Four years, millions of dollars in legal fees and countless court documents have passed since the U.S. Department of Justice launched its antitrust case against Microsoft. In the wake of Friday’s court ruling affirming a settlement between the software giant and the DOJ, it’s fair to say that this arduous process has brought one major change in Redmond’s behavior: Bill Gates, Steve Ballmer, et al., now are much more humble (read: shrewder) in their public comments.
has traded hubris for humility — Redmond execs managed not to gloat Friday over U.S. District Judge Colleen Kollar-Kotelly’s decision to uphold a disputed settlement — is scant solace for the company’s competitors. The truth is that Kollar-Kotelly’s ruling was a resounding victory for Microsoft. In rejecting much tougher settlement proposals sought by nine states, the decision effectively preserved the status quo for Microsoft and the tech industry over which it dominates, with only a few minor concessions to competition.
You know Redmond likes a court ruling when it says it won’t appeal, and what’s not to like if you’re Microsoft? Sure, the “remedy” in effect for five years under the judicial order prohibits Microsoft from punishing computer makers who install competing operating systems (OS) in their boxes, among other things.
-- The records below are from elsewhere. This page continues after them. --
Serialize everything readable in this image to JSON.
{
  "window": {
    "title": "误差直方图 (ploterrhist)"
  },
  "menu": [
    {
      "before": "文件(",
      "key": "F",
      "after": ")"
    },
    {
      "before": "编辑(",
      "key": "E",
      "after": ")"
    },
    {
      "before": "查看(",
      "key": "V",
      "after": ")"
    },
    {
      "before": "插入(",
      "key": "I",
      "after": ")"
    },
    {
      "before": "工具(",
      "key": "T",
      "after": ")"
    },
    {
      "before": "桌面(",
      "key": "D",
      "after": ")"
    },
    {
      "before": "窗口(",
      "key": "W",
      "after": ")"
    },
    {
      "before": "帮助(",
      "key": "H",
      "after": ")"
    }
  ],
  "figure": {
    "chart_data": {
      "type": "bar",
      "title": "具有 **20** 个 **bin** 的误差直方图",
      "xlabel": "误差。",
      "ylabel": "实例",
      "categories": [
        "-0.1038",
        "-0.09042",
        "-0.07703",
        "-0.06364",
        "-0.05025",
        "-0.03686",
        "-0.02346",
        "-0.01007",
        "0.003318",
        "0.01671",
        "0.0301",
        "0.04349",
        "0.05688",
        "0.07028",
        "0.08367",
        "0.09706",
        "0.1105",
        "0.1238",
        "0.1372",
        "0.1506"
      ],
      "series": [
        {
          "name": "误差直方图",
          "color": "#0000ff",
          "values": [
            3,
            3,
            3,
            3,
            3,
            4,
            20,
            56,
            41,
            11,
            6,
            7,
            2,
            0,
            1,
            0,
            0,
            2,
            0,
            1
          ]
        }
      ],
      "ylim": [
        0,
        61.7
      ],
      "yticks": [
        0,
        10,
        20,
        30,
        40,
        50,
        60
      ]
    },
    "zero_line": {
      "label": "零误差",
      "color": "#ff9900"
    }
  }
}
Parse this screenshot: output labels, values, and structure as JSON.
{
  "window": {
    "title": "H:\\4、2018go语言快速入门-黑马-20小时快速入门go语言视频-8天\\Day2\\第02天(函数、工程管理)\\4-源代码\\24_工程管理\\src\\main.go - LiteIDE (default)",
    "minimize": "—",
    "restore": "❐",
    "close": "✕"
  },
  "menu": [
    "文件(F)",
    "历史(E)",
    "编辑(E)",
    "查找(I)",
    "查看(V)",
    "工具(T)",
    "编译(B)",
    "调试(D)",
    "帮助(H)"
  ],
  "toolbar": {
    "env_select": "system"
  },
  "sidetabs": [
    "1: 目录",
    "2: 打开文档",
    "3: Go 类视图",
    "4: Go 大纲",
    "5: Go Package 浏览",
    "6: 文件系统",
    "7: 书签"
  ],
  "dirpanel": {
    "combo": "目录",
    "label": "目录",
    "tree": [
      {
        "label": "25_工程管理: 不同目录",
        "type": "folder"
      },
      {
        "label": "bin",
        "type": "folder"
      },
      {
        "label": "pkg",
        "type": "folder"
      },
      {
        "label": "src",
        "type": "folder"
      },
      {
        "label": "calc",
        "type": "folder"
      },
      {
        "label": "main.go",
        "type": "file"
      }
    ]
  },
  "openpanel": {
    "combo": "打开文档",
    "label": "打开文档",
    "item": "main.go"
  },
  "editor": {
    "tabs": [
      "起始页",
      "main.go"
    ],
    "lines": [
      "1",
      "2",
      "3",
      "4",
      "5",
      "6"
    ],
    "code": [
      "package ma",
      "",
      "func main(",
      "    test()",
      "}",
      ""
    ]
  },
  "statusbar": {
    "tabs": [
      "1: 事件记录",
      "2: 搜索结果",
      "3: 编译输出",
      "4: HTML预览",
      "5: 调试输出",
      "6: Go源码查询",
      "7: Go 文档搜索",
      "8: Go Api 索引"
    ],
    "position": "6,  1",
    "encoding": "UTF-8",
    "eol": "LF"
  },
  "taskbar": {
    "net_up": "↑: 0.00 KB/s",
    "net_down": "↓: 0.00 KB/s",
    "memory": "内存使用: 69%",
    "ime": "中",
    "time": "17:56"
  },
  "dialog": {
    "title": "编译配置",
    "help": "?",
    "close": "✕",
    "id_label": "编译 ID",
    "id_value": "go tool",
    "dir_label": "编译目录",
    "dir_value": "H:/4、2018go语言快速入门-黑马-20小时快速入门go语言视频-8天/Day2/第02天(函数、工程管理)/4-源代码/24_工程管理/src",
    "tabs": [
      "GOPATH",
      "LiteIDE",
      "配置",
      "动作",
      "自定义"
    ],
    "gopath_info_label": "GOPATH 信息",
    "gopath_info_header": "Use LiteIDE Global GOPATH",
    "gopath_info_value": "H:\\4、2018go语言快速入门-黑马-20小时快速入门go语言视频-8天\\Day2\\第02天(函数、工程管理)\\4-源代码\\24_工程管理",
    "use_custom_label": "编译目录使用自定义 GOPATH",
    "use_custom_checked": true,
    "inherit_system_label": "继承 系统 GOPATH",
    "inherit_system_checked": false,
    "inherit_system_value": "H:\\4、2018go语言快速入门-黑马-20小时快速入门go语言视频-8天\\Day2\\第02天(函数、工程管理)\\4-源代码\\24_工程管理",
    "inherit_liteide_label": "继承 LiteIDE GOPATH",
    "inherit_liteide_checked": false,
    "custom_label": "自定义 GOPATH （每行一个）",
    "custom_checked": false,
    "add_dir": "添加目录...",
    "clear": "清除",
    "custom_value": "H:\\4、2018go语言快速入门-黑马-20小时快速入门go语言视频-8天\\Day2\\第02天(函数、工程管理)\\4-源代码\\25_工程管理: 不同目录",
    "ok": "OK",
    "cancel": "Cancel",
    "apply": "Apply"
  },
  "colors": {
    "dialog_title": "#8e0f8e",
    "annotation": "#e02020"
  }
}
The source of Microsoft’s power — its Windows operating system, which has more than 90% of the OS market — remains intact.
Given that two years ago it was facing the real prospect of being split up, Microsoft is more than willing to suffer this brand of “punishment.”
Microsoft’s legal battles are far from over. Some or all of the states involved in the DOJ suit may appeal, and Redmond appears destined to contend an unending stream of private lawsuits. Further, the company’s business practices are being investigated by the European Union’s Competition Commission, with some kind of preliminary ruling due within a couple of months.
Friday’s court decision, however, will make it more difficult for plaintiffs pursuing an appeal or independent lawsuit. Battle fatigue will be another disincentive, for Microsoft’s aggressive defense of its competitive prerogatives cannot be underestimated. The company by now may employ more attorneys than programmers. As in the marketplace, Microsoft in the courtroom plays to win.
The bottom line is that Microsoft has taken the best shot of its biggest, most formidable adversary — the U.S. Department of Justice — and is still standing, only slightly bloodied but indisputably unbowed. There won’t be a rematch.